  • Specialty jobs include, but are not limited to: accountants; lawyers; teachers; actuarial jobs; market researchers; statisticians; or science, technology engineering or mathematics (STEM) related jobs.
  • If you are enrolled in a STEM related degree and miss the quota, you may extend your H1-B visa for 17 months by opting to do optional training in your chosen profession in order to apply and fall within the quota the next year.
  • The Petition may be approved initially for an H1-B visa that is good for up to three years; this status may be renewed for another three years. An extension beyond this six year time period may be obtained if the applicant is far enough into the lawful permanent residency (“green card”) process. This may occur in two ways. First, if the portion of the green card case with the Department of Labor (labor certification or ‘PERM’) has been pending for at least one year before the six year H-1B term expires, H1-B status may be extended for one year at a time until a final decision on the green card case has been made. Second, if the green card Petition has been approved by the CIS, H-1B status may be extended for three years at a time until a final decision is made on the LPR case.
  • Employers must pay for any attorney fees or filing fees related to an H1-B Petition. They also must agree to pay a salary which is the higher of either what is called the prevailing wage (determined in one of a number of different methods) or what the employer is paying other people in the company who have the same job and same background.

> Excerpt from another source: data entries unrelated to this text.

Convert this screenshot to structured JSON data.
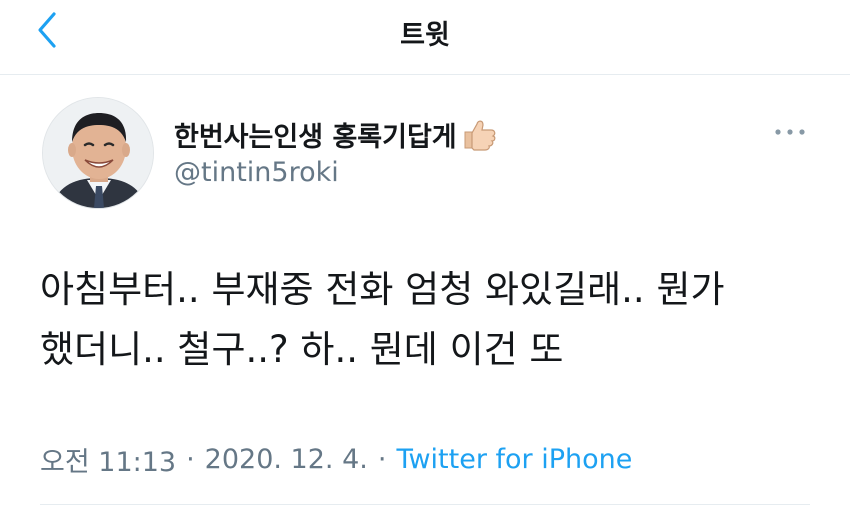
{
  "header": {
    "title": "트윗",
    "back_icon": "chevron-left-icon"
  },
  "tweet": {
    "author": {
      "display_name": "한번사는인생 홍록기답게",
      "handle": "@tintin5roki",
      "name_emoji": "thumbs-up-icon"
    },
    "text": "아침부터.. 부재중 전화 엄청 와있길래.. 뭔가 했더니.. 철구..? 하.. 뭔데 이건 또",
    "time": "오전 11:13",
    "date": "2020. 12. 4.",
    "separator": "·",
    "source": "Twitter for iPhone"
  },
  "colors": {
    "accent": "#1da1f2",
    "text": "#14171a",
    "secondary": "#657786",
    "divider": "#e6ecf0"
  }
}
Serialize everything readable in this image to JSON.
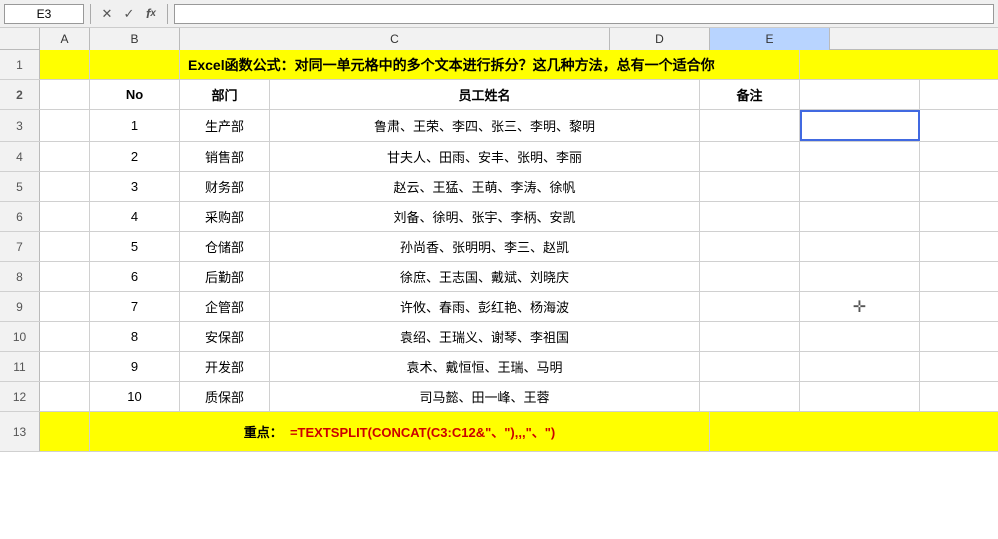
{
  "namebox": "E3",
  "formula_bar": "",
  "col_headers": [
    "",
    "A",
    "B",
    "C",
    "D",
    "E"
  ],
  "title_row": {
    "text": "Excel函数公式：对同一单元格中的多个文本进行拆分？这几种方法，总有一个适合你"
  },
  "header_row": {
    "no": "No",
    "dept": "部门",
    "employees": "员工姓名",
    "note": "备注"
  },
  "data_rows": [
    {
      "row": "1",
      "no": "1",
      "dept": "生产部",
      "employees": "鲁肃、王荣、李四、张三、李明、黎明",
      "note": ""
    },
    {
      "row": "2",
      "no": "2",
      "dept": "销售部",
      "employees": "甘夫人、田雨、安丰、张明、李丽",
      "note": ""
    },
    {
      "row": "3",
      "no": "3",
      "dept": "财务部",
      "employees": "赵云、王猛、王萌、李涛、徐帆",
      "note": ""
    },
    {
      "row": "4",
      "no": "4",
      "dept": "采购部",
      "employees": "刘备、徐明、张宇、李柄、安凯",
      "note": ""
    },
    {
      "row": "5",
      "no": "5",
      "dept": "仓储部",
      "employees": "孙尚香、张明明、李三、赵凯",
      "note": ""
    },
    {
      "row": "6",
      "no": "6",
      "dept": "后勤部",
      "employees": "徐庶、王志国、戴斌、刘晓庆",
      "note": ""
    },
    {
      "row": "7",
      "no": "7",
      "dept": "企管部",
      "employees": "许攸、春雨、彭红艳、杨海波",
      "note": ""
    },
    {
      "row": "8",
      "no": "8",
      "dept": "安保部",
      "employees": "袁绍、王瑞义、谢琴、李祖国",
      "note": ""
    },
    {
      "row": "9",
      "no": "9",
      "dept": "开发部",
      "employees": "袁术、戴恒恒、王瑞、马明",
      "note": ""
    },
    {
      "row": "10",
      "no": "10",
      "dept": "质保部",
      "employees": "司马懿、田一峰、王蓉",
      "note": ""
    }
  ],
  "formula_row": {
    "label": "重点：",
    "formula": "=TEXTSPLIT(CONCAT(C3:C12&\"、\"),,\"、\")"
  },
  "row_numbers": [
    "1",
    "2",
    "3",
    "4",
    "5",
    "6",
    "7",
    "8",
    "9",
    "10",
    "11",
    "12",
    "13"
  ]
}
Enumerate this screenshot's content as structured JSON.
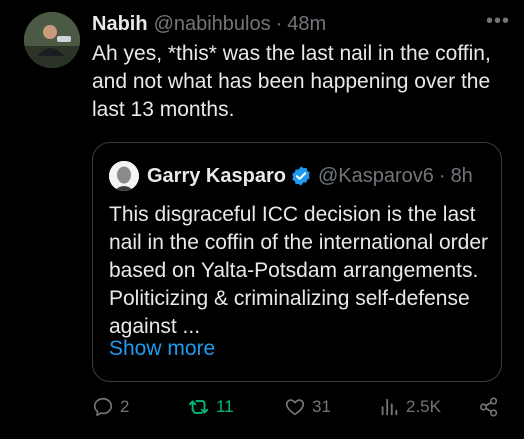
{
  "post": {
    "author_name": "Nabih",
    "handle": "@nabihbulos",
    "separator": "·",
    "time": "48m",
    "more": "•••",
    "text": "Ah yes, *this* was the last nail in the coffin, and not what has been happening over the last 13 months."
  },
  "quote": {
    "author_name": "Garry Kasparo",
    "handle": "@Kasparov6",
    "separator": "·",
    "time": "8h",
    "text": "This disgraceful ICC decision is the last nail in the coffin of the international order based on Yalta-Potsdam arrangements. Politicizing & criminalizing self-defense against ...",
    "show_more": "Show more"
  },
  "actions": {
    "replies": "2",
    "retweets": "11",
    "likes": "31",
    "views": "2.5K"
  },
  "colors": {
    "background": "#000000",
    "text": "#e7e9ea",
    "muted": "#71767b",
    "link": "#1d9bf0",
    "retweet": "#00ba7c",
    "verified": "#1d9bf0"
  }
}
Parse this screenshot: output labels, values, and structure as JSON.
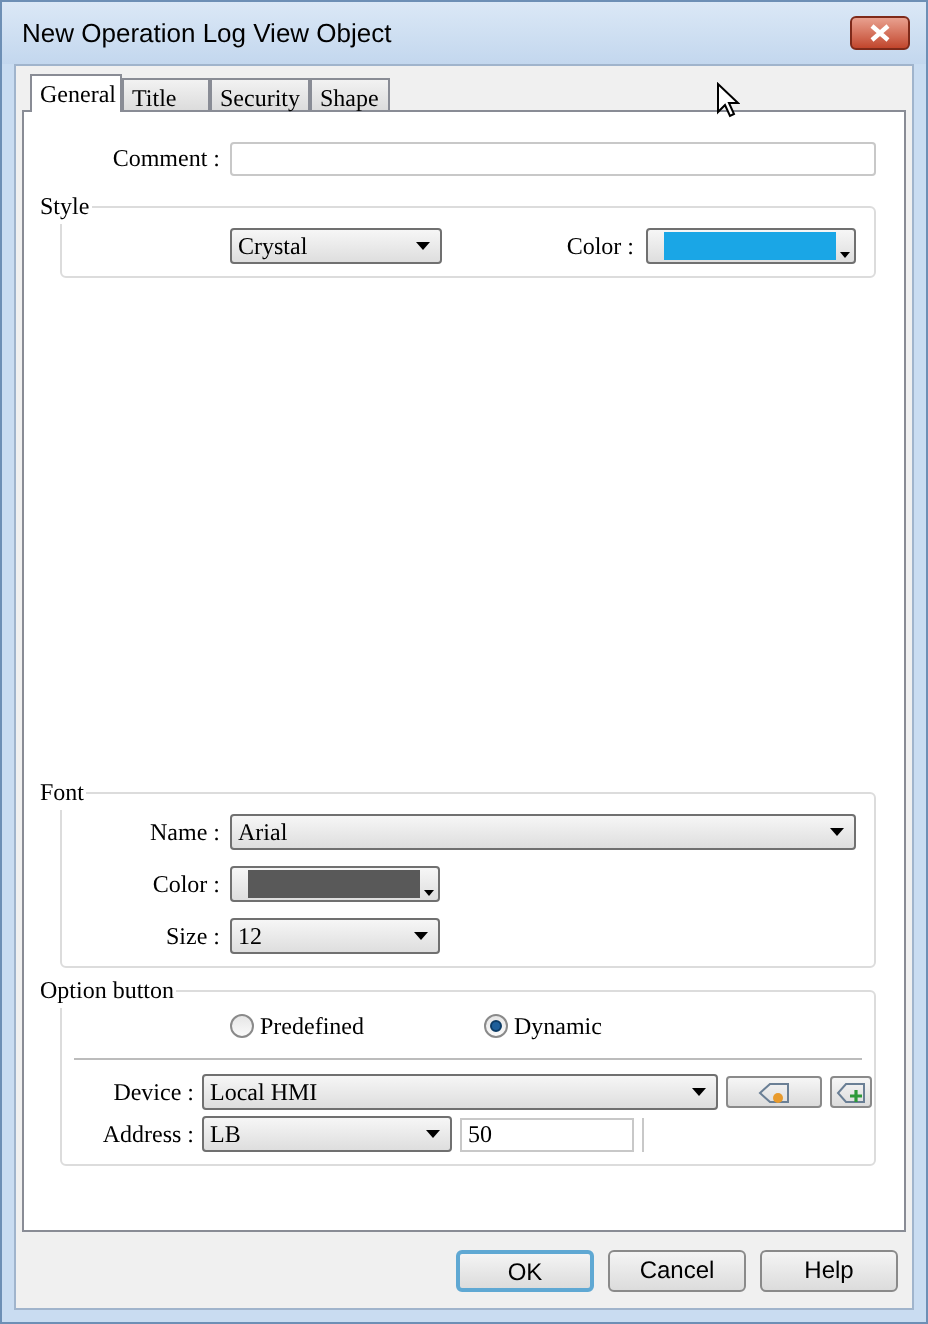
{
  "window": {
    "title": "New Operation Log View Object"
  },
  "tabs": [
    {
      "label": "General",
      "selected": true
    },
    {
      "label": "Title",
      "selected": false
    },
    {
      "label": "Security",
      "selected": false
    },
    {
      "label": "Shape",
      "selected": false
    }
  ],
  "comment": {
    "label": "Comment :"
  },
  "style": {
    "title": "Style",
    "value": "Crystal",
    "color_label": "Color :",
    "color": "#1aa6e6"
  },
  "font": {
    "title": "Font",
    "name_label": "Name :",
    "name": "Arial",
    "color_label": "Color :",
    "color": "#595959",
    "size_label": "Size :",
    "size": "12"
  },
  "option_button": {
    "title": "Option button",
    "options": [
      {
        "label": "Predefined",
        "selected": false
      },
      {
        "label": "Dynamic",
        "selected": true
      }
    ],
    "device_label": "Device :",
    "device": "Local HMI",
    "address_label": "Address :",
    "address_type": "LB",
    "address": "50"
  },
  "buttons": [
    {
      "label": "OK",
      "default": true
    },
    {
      "label": "Cancel",
      "default": false
    },
    {
      "label": "Help",
      "default": false
    }
  ]
}
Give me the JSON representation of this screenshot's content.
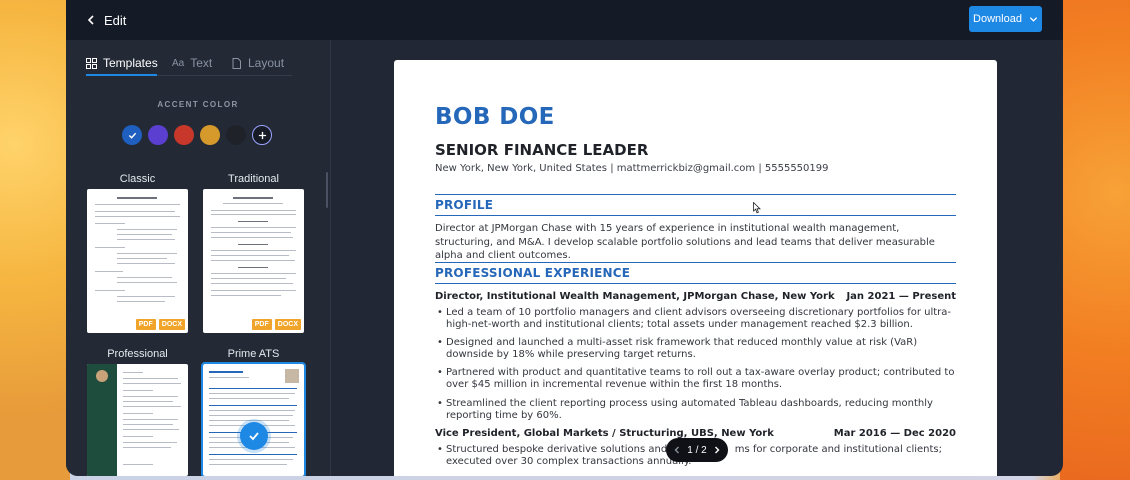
{
  "header": {
    "back_label": "Edit",
    "download_label": "Download"
  },
  "sidebar": {
    "tabs": [
      {
        "label": "Templates",
        "active": true,
        "icon": "grid-icon"
      },
      {
        "label": "Text",
        "active": false,
        "icon": "font-icon"
      },
      {
        "label": "Layout",
        "active": false,
        "icon": "document-icon"
      }
    ],
    "accent_label": "ACCENT COLOR",
    "accent_colors": [
      "#1f5fbf",
      "#5b3fd0",
      "#c8382a",
      "#d69a2c",
      "#1f2329"
    ],
    "selected_accent": "#1f5fbf",
    "templates": [
      {
        "name": "Classic",
        "formats": [
          "PDF",
          "DOCX"
        ]
      },
      {
        "name": "Traditional",
        "formats": [
          "PDF",
          "DOCX"
        ]
      },
      {
        "name": "Professional",
        "formats": []
      },
      {
        "name": "Prime ATS",
        "formats": [],
        "selected": true
      }
    ]
  },
  "resume": {
    "name": "BOB DOE",
    "title": "SENIOR FINANCE LEADER",
    "contact": "New York, New York, United States | mattmerrickbiz@gmail.com | 5555550199",
    "sections": {
      "profile_heading": "PROFILE",
      "profile_text": "Director at JPMorgan Chase with 15 years of experience in institutional wealth management, structuring, and M&A. I develop scalable portfolio solutions and lead teams that deliver measurable alpha and client outcomes.",
      "experience_heading": "PROFESSIONAL EXPERIENCE"
    },
    "jobs": [
      {
        "title": "Director, Institutional Wealth Management, JPMorgan Chase, New York",
        "dates": "Jan 2021 — Present",
        "bullets": [
          "Led a team of 10 portfolio managers and client advisors overseeing discretionary portfolios for ultra-high-net-worth and institutional clients; total assets under management reached $2.3 billion.",
          "Designed and launched a multi-asset risk framework that reduced monthly value at risk (VaR) downside by 18% while preserving target returns.",
          "Partnered with product and quantitative teams to roll out a tax-aware overlay product; contributed to over $45 million in incremental revenue within the first 18 months.",
          "Streamlined the client reporting process using automated Tableau dashboards, reducing monthly reporting time by 60%."
        ]
      },
      {
        "title": "Vice President, Global Markets / Structuring, UBS, New York",
        "dates": "Mar 2016 — Dec 2020",
        "bullets": [
          "Structured bespoke derivative solutions and h",
          "ms for corporate and institutional clients;",
          "executed over 30 complex transactions annually."
        ]
      }
    ]
  },
  "pager": {
    "label": "1 / 2"
  }
}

We can help you with all of these factors when applying for an H1-B work visa. Our thorough understanding of immigration law allows us not only to help people petition for this type of work visa successfully, but allows us to use this knowledge to help them obtain a green card and citizenship as well. Contact us today so we can help you get started on maximizing your job opportunities.